(Extracted data entries)
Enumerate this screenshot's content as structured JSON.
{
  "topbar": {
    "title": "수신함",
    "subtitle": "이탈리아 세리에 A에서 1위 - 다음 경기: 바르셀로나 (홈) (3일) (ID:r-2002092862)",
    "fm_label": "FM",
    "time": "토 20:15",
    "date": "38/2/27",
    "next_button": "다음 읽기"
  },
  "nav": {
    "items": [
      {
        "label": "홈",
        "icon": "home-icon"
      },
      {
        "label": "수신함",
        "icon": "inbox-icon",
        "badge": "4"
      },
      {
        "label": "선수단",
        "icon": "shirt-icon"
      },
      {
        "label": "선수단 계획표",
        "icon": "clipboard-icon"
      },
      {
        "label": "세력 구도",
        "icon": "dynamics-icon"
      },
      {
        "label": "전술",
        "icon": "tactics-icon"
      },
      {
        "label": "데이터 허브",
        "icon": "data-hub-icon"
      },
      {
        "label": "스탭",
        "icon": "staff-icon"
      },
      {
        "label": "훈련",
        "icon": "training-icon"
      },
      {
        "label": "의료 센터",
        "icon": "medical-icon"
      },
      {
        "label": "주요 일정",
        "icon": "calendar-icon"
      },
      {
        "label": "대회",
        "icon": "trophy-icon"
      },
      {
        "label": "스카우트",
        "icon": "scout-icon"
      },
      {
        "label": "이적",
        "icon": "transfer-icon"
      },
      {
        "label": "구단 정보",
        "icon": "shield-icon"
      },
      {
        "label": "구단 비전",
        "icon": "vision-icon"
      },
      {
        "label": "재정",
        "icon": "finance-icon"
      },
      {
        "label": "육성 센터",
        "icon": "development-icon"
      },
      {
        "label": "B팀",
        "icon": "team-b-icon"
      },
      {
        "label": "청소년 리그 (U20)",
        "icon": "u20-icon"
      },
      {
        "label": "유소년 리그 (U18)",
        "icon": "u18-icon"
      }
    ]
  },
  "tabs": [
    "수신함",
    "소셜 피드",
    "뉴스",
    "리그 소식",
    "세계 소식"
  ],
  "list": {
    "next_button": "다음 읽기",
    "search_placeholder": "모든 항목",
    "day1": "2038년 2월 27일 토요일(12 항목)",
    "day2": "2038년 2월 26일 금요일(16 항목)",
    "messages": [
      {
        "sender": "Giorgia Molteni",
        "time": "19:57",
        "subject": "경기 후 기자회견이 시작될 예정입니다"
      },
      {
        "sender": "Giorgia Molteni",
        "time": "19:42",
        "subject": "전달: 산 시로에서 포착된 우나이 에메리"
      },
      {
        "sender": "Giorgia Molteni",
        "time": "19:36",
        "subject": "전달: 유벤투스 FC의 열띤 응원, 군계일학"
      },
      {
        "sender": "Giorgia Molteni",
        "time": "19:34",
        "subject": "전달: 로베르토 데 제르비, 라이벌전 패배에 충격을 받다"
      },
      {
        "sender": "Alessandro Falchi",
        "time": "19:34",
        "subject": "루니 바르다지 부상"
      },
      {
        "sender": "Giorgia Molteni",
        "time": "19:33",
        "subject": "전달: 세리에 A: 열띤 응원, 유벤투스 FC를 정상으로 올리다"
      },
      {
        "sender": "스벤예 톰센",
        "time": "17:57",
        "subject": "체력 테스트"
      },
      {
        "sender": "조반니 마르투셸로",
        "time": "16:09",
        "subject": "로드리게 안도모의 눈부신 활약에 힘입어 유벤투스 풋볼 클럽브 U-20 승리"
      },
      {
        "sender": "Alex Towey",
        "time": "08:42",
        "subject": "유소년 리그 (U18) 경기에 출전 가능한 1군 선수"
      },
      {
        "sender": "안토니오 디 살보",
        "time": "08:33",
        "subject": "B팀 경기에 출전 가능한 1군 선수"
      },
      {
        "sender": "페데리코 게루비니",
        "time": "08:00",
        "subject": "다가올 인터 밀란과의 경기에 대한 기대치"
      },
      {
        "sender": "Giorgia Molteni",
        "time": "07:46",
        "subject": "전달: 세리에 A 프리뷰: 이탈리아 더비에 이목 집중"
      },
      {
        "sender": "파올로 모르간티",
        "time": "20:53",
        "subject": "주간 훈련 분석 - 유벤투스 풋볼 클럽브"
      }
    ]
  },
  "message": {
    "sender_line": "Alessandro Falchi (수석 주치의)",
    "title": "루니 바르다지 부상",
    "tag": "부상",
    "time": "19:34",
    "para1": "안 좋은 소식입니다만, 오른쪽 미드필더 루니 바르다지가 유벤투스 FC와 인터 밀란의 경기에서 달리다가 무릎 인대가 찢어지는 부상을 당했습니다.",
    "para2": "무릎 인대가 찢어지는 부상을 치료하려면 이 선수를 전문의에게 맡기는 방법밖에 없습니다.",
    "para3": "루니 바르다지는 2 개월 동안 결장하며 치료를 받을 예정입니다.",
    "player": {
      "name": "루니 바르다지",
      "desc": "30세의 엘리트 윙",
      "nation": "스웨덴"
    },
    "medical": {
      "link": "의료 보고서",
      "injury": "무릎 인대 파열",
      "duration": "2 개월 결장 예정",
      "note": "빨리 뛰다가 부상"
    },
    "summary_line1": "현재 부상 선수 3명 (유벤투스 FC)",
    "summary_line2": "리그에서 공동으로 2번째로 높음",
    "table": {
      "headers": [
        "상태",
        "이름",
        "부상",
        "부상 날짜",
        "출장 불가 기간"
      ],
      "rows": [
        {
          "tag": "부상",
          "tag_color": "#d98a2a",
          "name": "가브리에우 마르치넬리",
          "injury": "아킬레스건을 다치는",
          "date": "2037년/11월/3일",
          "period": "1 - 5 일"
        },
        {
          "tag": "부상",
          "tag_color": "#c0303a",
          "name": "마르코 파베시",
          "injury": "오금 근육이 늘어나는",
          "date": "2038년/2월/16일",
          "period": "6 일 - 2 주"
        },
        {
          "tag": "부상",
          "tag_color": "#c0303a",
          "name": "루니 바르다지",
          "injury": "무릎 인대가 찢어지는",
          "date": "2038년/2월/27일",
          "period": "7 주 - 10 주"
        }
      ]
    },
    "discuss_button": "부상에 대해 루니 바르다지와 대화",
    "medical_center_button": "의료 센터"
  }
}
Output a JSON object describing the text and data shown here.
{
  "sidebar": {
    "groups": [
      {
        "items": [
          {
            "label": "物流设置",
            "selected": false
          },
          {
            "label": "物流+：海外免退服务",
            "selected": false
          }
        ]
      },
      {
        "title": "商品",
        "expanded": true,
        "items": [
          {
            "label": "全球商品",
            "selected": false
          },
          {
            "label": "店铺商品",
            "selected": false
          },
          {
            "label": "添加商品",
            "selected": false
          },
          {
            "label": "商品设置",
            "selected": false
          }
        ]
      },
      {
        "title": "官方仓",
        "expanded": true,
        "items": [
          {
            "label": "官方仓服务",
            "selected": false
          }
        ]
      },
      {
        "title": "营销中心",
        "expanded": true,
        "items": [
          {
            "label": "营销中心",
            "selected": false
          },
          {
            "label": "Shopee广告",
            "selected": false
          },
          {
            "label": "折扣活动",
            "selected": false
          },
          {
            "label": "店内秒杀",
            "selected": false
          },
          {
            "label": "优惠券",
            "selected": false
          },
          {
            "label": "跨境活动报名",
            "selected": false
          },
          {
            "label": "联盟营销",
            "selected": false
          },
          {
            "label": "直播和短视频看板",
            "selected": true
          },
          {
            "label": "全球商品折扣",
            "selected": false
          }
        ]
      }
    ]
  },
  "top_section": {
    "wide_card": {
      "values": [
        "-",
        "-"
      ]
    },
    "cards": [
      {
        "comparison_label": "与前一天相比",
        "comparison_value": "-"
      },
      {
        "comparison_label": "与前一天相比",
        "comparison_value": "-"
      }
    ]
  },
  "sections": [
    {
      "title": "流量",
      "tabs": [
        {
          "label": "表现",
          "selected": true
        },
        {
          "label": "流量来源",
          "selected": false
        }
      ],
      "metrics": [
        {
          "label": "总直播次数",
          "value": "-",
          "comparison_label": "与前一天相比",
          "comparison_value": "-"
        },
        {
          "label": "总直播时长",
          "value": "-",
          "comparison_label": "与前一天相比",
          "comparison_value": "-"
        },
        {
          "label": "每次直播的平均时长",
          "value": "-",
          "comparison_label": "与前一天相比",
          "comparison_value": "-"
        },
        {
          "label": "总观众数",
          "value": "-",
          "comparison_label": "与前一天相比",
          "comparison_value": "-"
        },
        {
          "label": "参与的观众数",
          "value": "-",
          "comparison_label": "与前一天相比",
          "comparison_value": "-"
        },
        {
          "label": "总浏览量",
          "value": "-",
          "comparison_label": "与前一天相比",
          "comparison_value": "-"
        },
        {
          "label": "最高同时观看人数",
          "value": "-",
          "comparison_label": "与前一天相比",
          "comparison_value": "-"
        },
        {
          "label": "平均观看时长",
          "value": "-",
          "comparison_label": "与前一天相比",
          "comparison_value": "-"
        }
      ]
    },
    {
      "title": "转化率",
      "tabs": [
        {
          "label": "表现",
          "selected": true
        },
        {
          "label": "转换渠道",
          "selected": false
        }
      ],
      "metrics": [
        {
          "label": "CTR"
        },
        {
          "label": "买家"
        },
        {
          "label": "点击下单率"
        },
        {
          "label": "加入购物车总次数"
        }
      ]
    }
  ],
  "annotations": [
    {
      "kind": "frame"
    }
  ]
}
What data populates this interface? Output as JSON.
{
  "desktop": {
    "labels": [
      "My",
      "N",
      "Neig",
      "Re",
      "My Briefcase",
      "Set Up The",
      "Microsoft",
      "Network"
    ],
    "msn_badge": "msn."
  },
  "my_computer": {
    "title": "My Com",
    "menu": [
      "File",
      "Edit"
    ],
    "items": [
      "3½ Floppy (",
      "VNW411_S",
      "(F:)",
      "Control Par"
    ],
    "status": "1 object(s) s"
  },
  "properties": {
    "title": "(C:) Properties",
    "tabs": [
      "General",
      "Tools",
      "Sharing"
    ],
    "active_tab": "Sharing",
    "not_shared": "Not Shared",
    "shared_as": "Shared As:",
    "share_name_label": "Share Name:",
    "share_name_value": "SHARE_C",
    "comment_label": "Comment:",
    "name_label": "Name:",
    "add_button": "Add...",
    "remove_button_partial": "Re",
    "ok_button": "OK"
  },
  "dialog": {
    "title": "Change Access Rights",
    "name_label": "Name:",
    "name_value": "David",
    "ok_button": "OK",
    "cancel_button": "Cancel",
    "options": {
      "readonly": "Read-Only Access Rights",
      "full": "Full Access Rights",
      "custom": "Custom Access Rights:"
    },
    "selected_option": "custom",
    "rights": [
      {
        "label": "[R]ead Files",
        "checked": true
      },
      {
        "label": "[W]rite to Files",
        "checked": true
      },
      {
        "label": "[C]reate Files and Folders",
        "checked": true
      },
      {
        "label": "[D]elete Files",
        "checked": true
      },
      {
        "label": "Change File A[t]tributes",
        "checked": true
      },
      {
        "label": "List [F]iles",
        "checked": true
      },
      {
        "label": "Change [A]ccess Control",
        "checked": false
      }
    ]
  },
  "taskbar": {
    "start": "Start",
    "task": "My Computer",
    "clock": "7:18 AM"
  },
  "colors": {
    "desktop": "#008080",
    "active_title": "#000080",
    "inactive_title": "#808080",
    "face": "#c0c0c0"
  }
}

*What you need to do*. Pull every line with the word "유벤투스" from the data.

*Answer for the task*.
        "subject": "전달: 유벤투스 FC의 열띤 응원, 군계일학"
        "subject": "전달: 세리에 A: 열띤 응원, 유벤투스 FC를 정상으로 올리다"
        "subject": "로드리게 안도모의 눈부신 활약에 힘입어 유벤투스 풋볼 클럽브 U-20 승리"
        "subject": "주간 훈련 분석 - 유벤투스 풋볼 클럽브"
    "para1": "안 좋은 소식입니다만, 오른쪽 미드필더 루니 바르다지가 유벤투스 FC와 인터 밀란의 경기에서 달리다가 무릎 인대가 찢어지는 부상을 당했습니다.",
    "summary_line1": "현재 부상 선수 3명 (유벤투스 FC)",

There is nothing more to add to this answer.